As a job seeker interested in a specific industry or company, it's expected that you are abreast of current trends, so ask about recent stories that have garnered attention, but be careful not to make any mention of negative press. Don't ask any questions in which you can find out the answer on Google, this makes you look like an amateur. Your questions should demonstrate that you've done your homework. They should be thoughtful and provocative. If you make the recruiter think long and hard about the answer to a particular question, she will remember you long after the fair is over. Remember, the questions you ask are more important than the answers you give. Keep this in mind and you won't have a problem standing out.
Step 8. Provide the proper paperwork
After you've made a good first impression you need to make sure your paperwork is just as dynamic. You should have a folder full of resumes to give each recruiter. Your resume should be polished and current. When you hand it over, you should encourage the recruiter to take a peak to see if you meet the qualifications for the position. If they seem interested in you and mentioned that you meet the qualifications based on your conversation and resume, you need to move on to the next step.
Step 9. Ask for an interview
This is a bold move that will make a lot of people uncomfortable, job-seekers and recruiters alike. The entire purpose of going to a career fair is to get an interview. Why leave it up to chance and wait for them to give you a call back? Take it into your own hands and request an interview.
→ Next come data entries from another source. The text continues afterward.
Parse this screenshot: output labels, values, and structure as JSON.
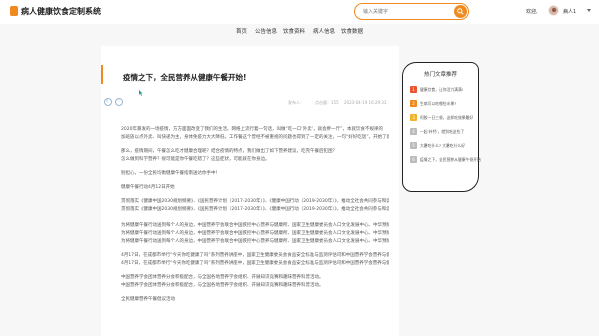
{
  "header": {
    "site_title": "病人健康饮食定制系统",
    "search_placeholder": "输入关键字",
    "welcome": "欢迎,",
    "username": "病人1",
    "colors": {
      "accent": "#f08a1e"
    }
  },
  "nav": {
    "items": [
      "首页",
      "公告信息",
      "饮食资料",
      "病人信息",
      "饮食数据"
    ]
  },
  "article": {
    "title": "疫情之下，全民营养从健康午餐开始!",
    "likes": "0",
    "favorites": "0",
    "publisher": "发布人：",
    "clicks": "点击量：155",
    "time": "2023-04-19 16:29:33",
    "paragraphs": [
      "2020年暴发的一场疫情，方方面面改变了我们的生活。网络上流行着一句话，叫做“吃一口‘外卖’，就会胖一斤”，本就饮食不规律的",
      "加班族以点外卖、叫快递为主，身体免疫力大大降低，工作餐这个曾经不被重视的问题也得到了一定的关注，一句“好好吃饭”，开始了新的关注点。",
      "那么，疫情期间，午餐怎么吃才健康合理呢？结合疫情的特点，我们做出了如下营养建议，吃完午餐后犯困？",
      "怎么做到科学营养？很可能是你午餐吃错了？这些症状，可能就在你身边。",
      "别担心，一份全民均衡健康午餐指南送达你手中！",
      "健康午餐行动4月12日开始",
      "贯彻落实《健康中国2030规划纲要》、《国民营养计划（2017-2030年）》、《健康中国行动（2019-2030年）》，推动全社会共同参与和促进营养健康科普教育活动，倡导全民营养健康理念。",
      "为将健康午餐行动送到每个人的身边，中国营养学会联合中国疾控中心营养与健康所、国家卫生健康委员会人口文化发展中心、中华预防医学会、中国营养学会等单位，中国营养学会团体营养分会、中国营养学会公共营养分会、中国营养学会营养与保健食品分会，与中国营养学会等一起组织开展健康午餐行动。",
      "4月17日，在成都市举行“今天你吃健康了吗”系列营养讲座中，国家卫生健康委员会食品安全标准与监测评估司和中国营养学会营养与健康科学专家，针对健康午餐主题进行宣讲。",
      "中国营养学会团体营养分会积极配合，与全国各地营养学会组织、开展知识竞赛和趣味营养科普活动。",
      "全民健康营养午餐倡议活动"
    ]
  },
  "sidebar": {
    "title": "热门文章推荐",
    "items": [
      {
        "rank": "1",
        "text": "健康饮食，让你活力满满!",
        "color": "#e8552f"
      },
      {
        "rank": "2",
        "text": "生病可以吃哪些水果?",
        "color": "#f08a1e"
      },
      {
        "rank": "3",
        "text": "阿胶一日三餐，这样吃效果最好",
        "color": "#f0b428"
      },
      {
        "rank": "4",
        "text": "一起‘补钙’，就别吃这些了",
        "color": "#bbbbbb"
      },
      {
        "rank": "5",
        "text": "大暑吃什么? 大暑吃什么好",
        "color": "#bbbbbb"
      },
      {
        "rank": "6",
        "text": "疫情之下，全民营养从健康午餐开始",
        "color": "#bbbbbb"
      }
    ]
  }
}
At this point you've spent some time with the recruiter and developed a rapport with them, and if things seem to be going well, you have good reason to request an interview. If they don't give you a firm answer after you've made your request, ask what it would take to get an interview with the organization. If you are bold enough to downright ask for an interview, recruiters will have no choice but to respect you. If the recruiter continues to avoid the request, no worries, you've done what you come to do, and that's to stand out from the crowd. Not many people are bodacious enough to ask for an interview at a job fair, and this alone will make you one of the most memorable candidates at the event.
After the fair
Step 10. Follow-up
After you've made a positive first impression, asked great questions, and capped off the conversation by asking for an interview, you would have likely solidified yourself as one of the most memorable job-seekers at a career fair, ever. Your follow-up is the icing on the cake and can seal the deal. How and when you follow-up is extremely important in securing the interview. You should follow-up as soon as possible. Each recruiter should have an email from you before they leave the fair. They will be thoroughly impressed when they pick up their phone after the fair and see an email from you, someone who already stood out in their eyes. The email will confirm their impressions that you are one of the people they will invite for an interview. In your email, you should mention that you met at the career fair and that you are writing to reiterate your interest in a position, and to ask for an interview to further discuss your qualifications and fit for the role. Be sure to attach your resume for their review.
Recruiters encounter three types of job-seekers at career fairs: the bad, the good, and the great. The bad job-seekers are the ones who are memorable for all the wrong reasons and will never be called for an interview. The majority of job-seekers are good. They will probably do a decent job if they were hired, but they don’t stand out, there's nothing special about them. Then there are the greats. The great job-seekers usually follow these ten steps to some degree, and they are the ones who usually land the coveted interview.